## WHAT THE TASK ASKS
Each entry below is to be written out exactly, and the pictures are to be left out.

[Stored dataset items]
==*==

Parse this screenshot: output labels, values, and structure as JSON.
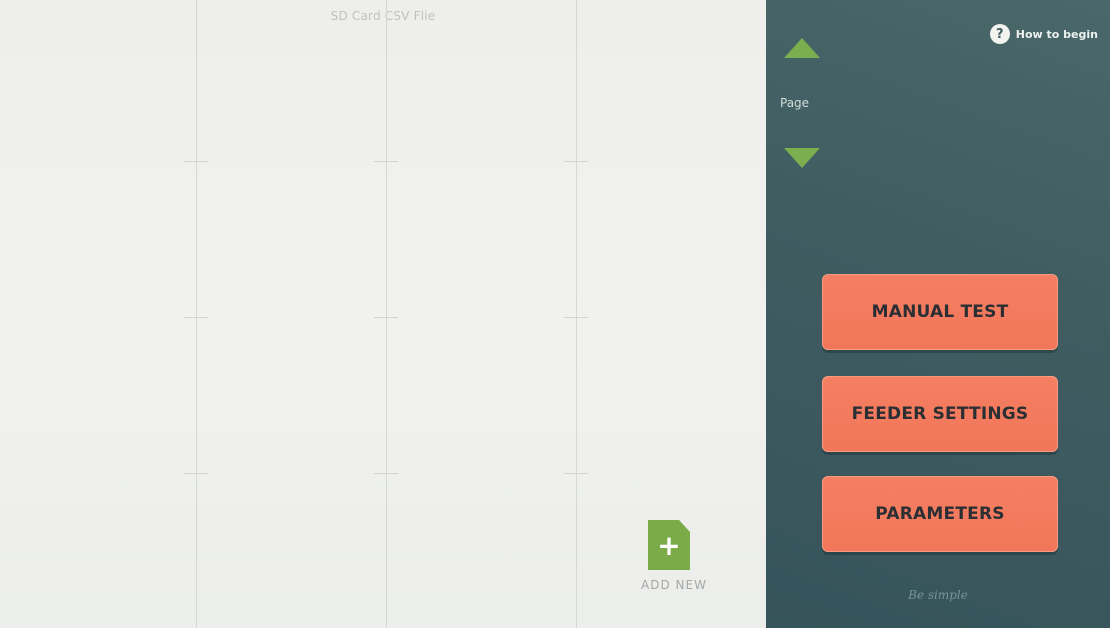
{
  "grid": {
    "header_label": "SD Card CSV Flie",
    "add_new_label": "ADD  NEW",
    "add_new_glyph": "+"
  },
  "controls": {
    "page_label": "Page",
    "help_label": "How to begin",
    "help_glyph": "?",
    "buttons": {
      "manual_test": "MANUAL TEST",
      "feeder_settings": "FEEDER SETTINGS",
      "parameters": "PARAMETERS"
    },
    "footer_note": "Be simple"
  },
  "colors": {
    "panel": "#3f5d61",
    "accent_green": "#7aae4f",
    "button_orange": "#f47f62",
    "grid_background": "#efefed"
  },
  "icons": {
    "page_up": "triangle-up-icon",
    "page_down": "triangle-down-icon",
    "help": "question-circle-icon",
    "add_new": "file-plus-icon"
  }
}
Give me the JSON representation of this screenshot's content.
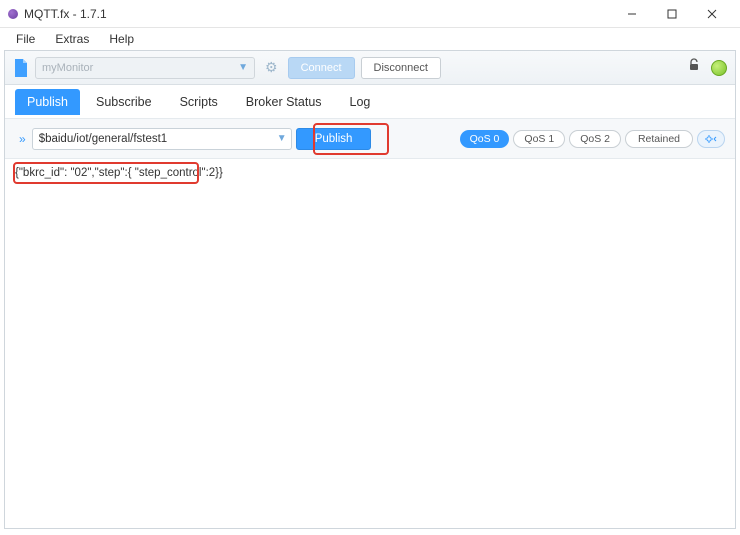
{
  "window": {
    "title": "MQTT.fx - 1.7.1"
  },
  "menubar": {
    "file": "File",
    "extras": "Extras",
    "help": "Help"
  },
  "connection": {
    "profile_placeholder": "myMonitor",
    "connect": "Connect",
    "disconnect": "Disconnect"
  },
  "tabs": {
    "publish": "Publish",
    "subscribe": "Subscribe",
    "scripts": "Scripts",
    "broker_status": "Broker Status",
    "log": "Log"
  },
  "publish": {
    "topic": "$baidu/iot/general/fstest1",
    "publish_button": "Publish",
    "qos0": "QoS 0",
    "qos1": "QoS 1",
    "qos2": "QoS 2",
    "retained": "Retained",
    "payload": "{\"bkrc_id\": \"02\",\"step\":{ \"step_control\":2}}"
  }
}
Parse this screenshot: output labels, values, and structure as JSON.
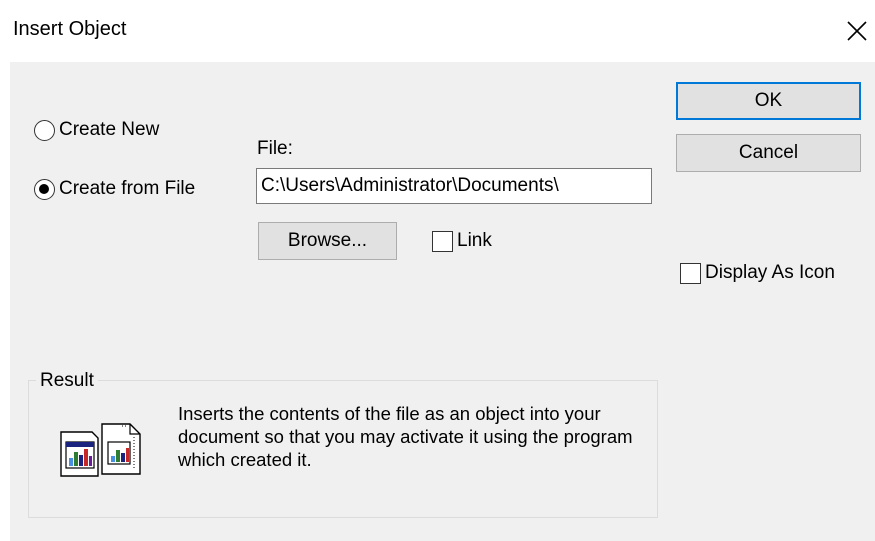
{
  "dialog": {
    "title": "Insert Object",
    "close_icon": "close-icon"
  },
  "options": {
    "create_new_label": "Create New",
    "create_from_file_label": "Create from File",
    "selected": "Create from File"
  },
  "file": {
    "label": "File:",
    "value": "C:\\Users\\Administrator\\Documents\\"
  },
  "buttons": {
    "ok_label": "OK",
    "cancel_label": "Cancel",
    "browse_label": "Browse..."
  },
  "checkboxes": {
    "link_label": "Link",
    "link_checked": false,
    "display_as_icon_label": "Display As Icon",
    "display_as_icon_checked": false
  },
  "result": {
    "legend": "Result",
    "icon": "insert-file-object-icon",
    "text": "Inserts the contents of the file as an object into your document so that you may activate it using the program which created it."
  },
  "colors": {
    "dialog_background": "#f0f0f0",
    "button_face": "#e1e1e1",
    "default_button_border": "#0078d7"
  }
}
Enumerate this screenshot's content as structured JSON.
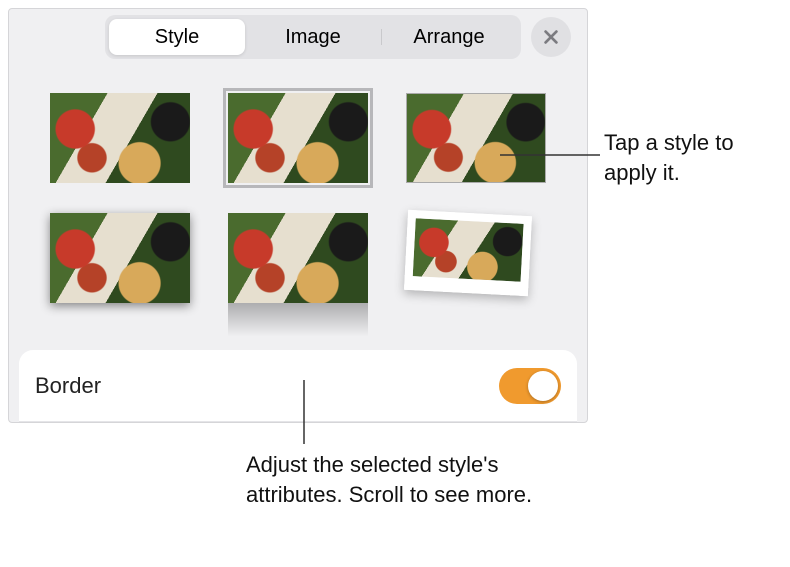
{
  "tabs": {
    "items": [
      {
        "label": "Style"
      },
      {
        "label": "Image"
      },
      {
        "label": "Arrange"
      }
    ],
    "active_index": 0
  },
  "close_icon": "x",
  "style_grid": {
    "items": [
      {
        "variant": "plain"
      },
      {
        "variant": "selected"
      },
      {
        "variant": "thinframe"
      },
      {
        "variant": "shadow"
      },
      {
        "variant": "reflection"
      },
      {
        "variant": "polaroid"
      }
    ]
  },
  "border_section": {
    "label": "Border",
    "toggle_on": true
  },
  "callouts": {
    "style": "Tap a style to apply it.",
    "attributes": "Adjust the selected style's attributes. Scroll to see more."
  }
}
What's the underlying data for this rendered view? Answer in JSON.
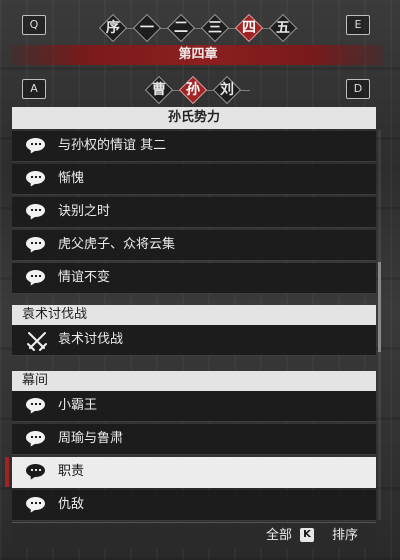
{
  "chapter_nav": {
    "key_left": "Q",
    "key_right": "E",
    "items": [
      "序",
      "一",
      "二",
      "三",
      "四",
      "五"
    ],
    "selected_index": 4
  },
  "chapter_title": "第四章",
  "faction_nav": {
    "key_left": "A",
    "key_right": "D",
    "items": [
      "曹",
      "孙",
      "刘"
    ],
    "selected_index": 1
  },
  "sections": [
    {
      "header": "孙氏势力",
      "items": [
        {
          "label": "与孙权的情谊 其二",
          "icon": "speech-bubble-icon"
        },
        {
          "label": "惭愧",
          "icon": "speech-bubble-icon"
        },
        {
          "label": "诀别之时",
          "icon": "speech-bubble-icon"
        },
        {
          "label": "虎父虎子、众将云集",
          "icon": "speech-bubble-icon"
        },
        {
          "label": "情谊不变",
          "icon": "speech-bubble-icon"
        }
      ]
    },
    {
      "header": "袁术讨伐战",
      "items": [
        {
          "label": "袁术讨伐战",
          "icon": "crossed-swords-icon"
        }
      ]
    },
    {
      "header": "幕间",
      "items": [
        {
          "label": "小霸王",
          "icon": "speech-bubble-icon"
        },
        {
          "label": "周瑜与鲁肃",
          "icon": "speech-bubble-icon"
        },
        {
          "label": "职责",
          "icon": "speech-bubble-icon",
          "selected": true
        },
        {
          "label": "仇敌",
          "icon": "speech-bubble-icon"
        }
      ]
    }
  ],
  "footer": {
    "all_label": "全部",
    "sort_key": "K",
    "sort_label": "排序"
  }
}
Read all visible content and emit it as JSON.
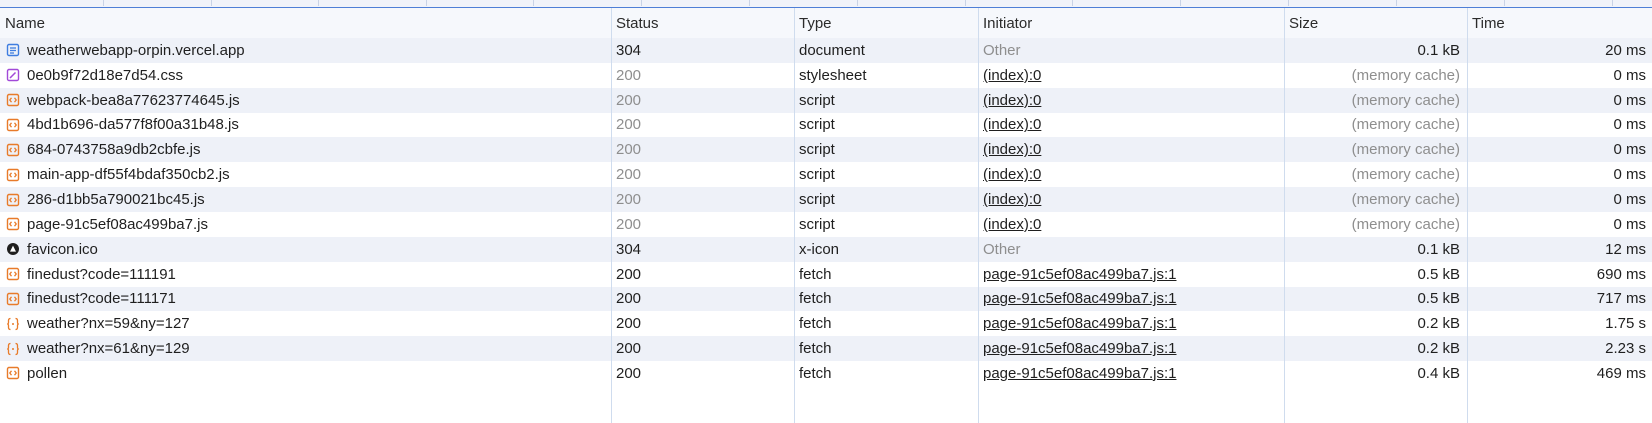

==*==

## OUTPUT
Parse this screenshot: output labels, values, and structure as JSON.
{
  "grid": {
    "header_label": "SD Card CSV Flie",
    "add_new_label": "ADD  NEW",
    "add_new_glyph": "+"
  },
  "controls": {
    "page_label": "Page",
    "help_label": "How to begin",
    "help_glyph": "?",
    "buttons": {
      "manual_test": "MANUAL TEST",
      "feeder_settings": "FEEDER SETTINGS",
      "parameters": "PARAMETERS"
    },
    "footer_note": "Be simple"
  },
  "colors": {
    "panel": "#3f5d61",
    "accent_green": "#7aae4f",
    "button_orange": "#f47f62",
    "grid_background": "#efefed"
  },
  "icons": {
    "page_up": "triangle-up-icon",
    "page_down": "triangle-down-icon",
    "help": "question-circle-icon",
    "add_new": "file-plus-icon"
  }
}
Give me the JSON representation of this screenshot's content.
{
  "window": {
    "title": "MQTT.fx - 1.7.1"
  },
  "menubar": {
    "file": "File",
    "extras": "Extras",
    "help": "Help"
  },
  "connection": {
    "profile_placeholder": "myMonitor",
    "connect": "Connect",
    "disconnect": "Disconnect"
  },
  "tabs": {
    "publish": "Publish",
    "subscribe": "Subscribe",
    "scripts": "Scripts",
    "broker_status": "Broker Status",
    "log": "Log"
  },
  "publish": {
    "topic": "$baidu/iot/general/fstest1",
    "publish_button": "Publish",
    "qos0": "QoS 0",
    "qos1": "QoS 1",
    "qos2": "QoS 2",
    "retained": "Retained",
    "payload": "{\"bkrc_id\": \"02\",\"step\":{ \"step_control\":2}}"
  }
}
Parse this screenshot: output labels, values, and structure as JSON.
{
  "dialog": {
    "title": "Insert Object",
    "close_icon": "close-icon"
  },
  "options": {
    "create_new_label": "Create New",
    "create_from_file_label": "Create from File",
    "selected": "Create from File"
  },
  "file": {
    "label": "File:",
    "value": "C:\\Users\\Administrator\\Documents\\"
  },
  "buttons": {
    "ok_label": "OK",
    "cancel_label": "Cancel",
    "browse_label": "Browse..."
  },
  "checkboxes": {
    "link_label": "Link",
    "link_checked": false,
    "display_as_icon_label": "Display As Icon",
    "display_as_icon_checked": false
  },
  "result": {
    "legend": "Result",
    "icon": "insert-file-object-icon",
    "text": "Inserts the contents of the file as an object into your document so that you may activate it using the program which created it."
  },
  "colors": {
    "dialog_background": "#f0f0f0",
    "button_face": "#e1e1e1",
    "default_button_border": "#0078d7"
  }
}
Enumerate this screenshot's content as structured JSON.
{
  "tabs": {
    "items": [
      {
        "label": "Style"
      },
      {
        "label": "Image"
      },
      {
        "label": "Arrange"
      }
    ],
    "active_index": 0
  },
  "close_icon": "x",
  "style_grid": {
    "items": [
      {
        "variant": "plain"
      },
      {
        "variant": "selected"
      },
      {
        "variant": "thinframe"
      },
      {
        "variant": "shadow"
      },
      {
        "variant": "reflection"
      },
      {
        "variant": "polaroid"
      }
    ]
  },
  "border_section": {
    "label": "Border",
    "toggle_on": true
  },
  "callouts": {
    "style": "Tap a style to apply it.",
    "attributes": "Adjust the selected style's attributes. Scroll to see more."
  }
}
What's the underlying data for this rendered view? Answer in JSON.
{
  "chapter_nav": {
    "key_left": "Q",
    "key_right": "E",
    "items": [
      "序",
      "一",
      "二",
      "三",
      "四",
      "五"
    ],
    "selected_index": 4
  },
  "chapter_title": "第四章",
  "faction_nav": {
    "key_left": "A",
    "key_right": "D",
    "items": [
      "曹",
      "孙",
      "刘"
    ],
    "selected_index": 1
  },
  "sections": [
    {
      "header": "孙氏势力",
      "items": [
        {
          "label": "与孙权的情谊 其二",
          "icon": "speech-bubble-icon"
        },
        {
          "label": "惭愧",
          "icon": "speech-bubble-icon"
        },
        {
          "label": "诀别之时",
          "icon": "speech-bubble-icon"
        },
        {
          "label": "虎父虎子、众将云集",
          "icon": "speech-bubble-icon"
        },
        {
          "label": "情谊不变",
          "icon": "speech-bubble-icon"
        }
      ]
    },
    {
      "header": "袁术讨伐战",
      "items": [
        {
          "label": "袁术讨伐战",
          "icon": "crossed-swords-icon"
        }
      ]
    },
    {
      "header": "幕间",
      "items": [
        {
          "label": "小霸王",
          "icon": "speech-bubble-icon"
        },
        {
          "label": "周瑜与鲁肃",
          "icon": "speech-bubble-icon"
        },
        {
          "label": "职责",
          "icon": "speech-bubble-icon",
          "selected": true
        },
        {
          "label": "仇敌",
          "icon": "speech-bubble-icon"
        }
      ]
    }
  ],
  "footer": {
    "all_label": "全部",
    "sort_key": "K",
    "sort_label": "排序"
  }
}
Read all visible content and emit it as JSON.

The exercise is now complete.